Keeping Commerce Moving on the Banks of the St. Lawrence – Tour of the Port of Montreal
Nearly 1,000 miles inland from the Atlantic Ocean, the Port of Montreal sits along the shortest direct route from Europe and the Mediterranean to North America. As an international container port, it serves Toronto, central Canada and the U.S. Midwest and Northeast regions as goods like cereal grains, petroleum products and cruise ship passengers move up and down the St. Lawrence and out to the Atlantic. We spent the morning meeting with the Montreal Port Authority and touring its facilities as we got the chance to see how a port operates, learn what goods make up its prime commodities and hear about how it has outgrown its Montreal riverfront property. The port is in the midst of a $750 million expansion to grow its container handling capacity and stay competitive with large American ports. As an interesting sidebar, part of this expansion plan involves some environmental impact “banking” and the creation of a large island wildlife preserve on the river.
Shipping on the St. Lawrence
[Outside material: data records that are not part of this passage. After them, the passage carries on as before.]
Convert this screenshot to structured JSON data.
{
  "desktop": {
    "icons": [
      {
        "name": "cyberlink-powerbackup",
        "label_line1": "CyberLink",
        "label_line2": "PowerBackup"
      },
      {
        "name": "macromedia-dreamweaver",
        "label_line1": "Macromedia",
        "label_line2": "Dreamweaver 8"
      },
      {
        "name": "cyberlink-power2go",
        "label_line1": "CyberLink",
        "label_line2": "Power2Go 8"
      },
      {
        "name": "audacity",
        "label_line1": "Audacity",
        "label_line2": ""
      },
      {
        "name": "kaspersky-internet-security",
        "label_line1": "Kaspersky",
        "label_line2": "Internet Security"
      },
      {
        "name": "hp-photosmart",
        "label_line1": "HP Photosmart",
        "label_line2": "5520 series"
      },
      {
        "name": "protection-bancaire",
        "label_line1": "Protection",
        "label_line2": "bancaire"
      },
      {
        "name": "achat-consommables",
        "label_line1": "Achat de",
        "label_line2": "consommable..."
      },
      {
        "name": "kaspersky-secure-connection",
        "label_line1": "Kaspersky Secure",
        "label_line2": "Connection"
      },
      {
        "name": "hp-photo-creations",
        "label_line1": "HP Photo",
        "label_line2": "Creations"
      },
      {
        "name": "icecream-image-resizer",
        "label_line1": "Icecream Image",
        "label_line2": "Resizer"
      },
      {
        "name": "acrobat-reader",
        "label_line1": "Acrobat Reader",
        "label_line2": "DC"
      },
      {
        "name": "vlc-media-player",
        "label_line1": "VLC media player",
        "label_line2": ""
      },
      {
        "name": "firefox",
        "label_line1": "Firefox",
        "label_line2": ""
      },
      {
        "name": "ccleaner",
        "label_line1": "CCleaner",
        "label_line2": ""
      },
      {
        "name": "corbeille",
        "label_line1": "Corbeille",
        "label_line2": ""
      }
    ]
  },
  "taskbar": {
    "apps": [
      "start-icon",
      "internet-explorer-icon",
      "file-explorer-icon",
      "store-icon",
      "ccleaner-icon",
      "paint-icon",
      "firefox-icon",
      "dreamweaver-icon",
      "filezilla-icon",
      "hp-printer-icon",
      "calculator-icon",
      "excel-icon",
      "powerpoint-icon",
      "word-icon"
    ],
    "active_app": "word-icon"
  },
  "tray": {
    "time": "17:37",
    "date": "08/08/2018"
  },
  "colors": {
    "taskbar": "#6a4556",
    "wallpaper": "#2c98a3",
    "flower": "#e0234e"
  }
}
We’d heard from the folks that receive all of the ships moving up and down the Seaway, so next we turned our attention to what it takes to manage those fleets. A representative of Fednav, Canada’s largest ocean-going dry-bulk shipping company, met with us to talk about the logistics of modern international trade and the Great Lakes’ maritime industry’s recent report on its economic impact. According to the report published earlier this year, cargo moving on the Great Lakes and St. Lawrence Seaway supported 237, 868 jobs and brought in $35 billion (U.S.) to the U.S. and Canadian economies. We also learned how the industry is adopting protocols and investing in new technologies to help prevent the spread of invasive species, lower their fuel consumption and carbon footprint, and accommodate new best practices for avoiding other impacts like whale collisions.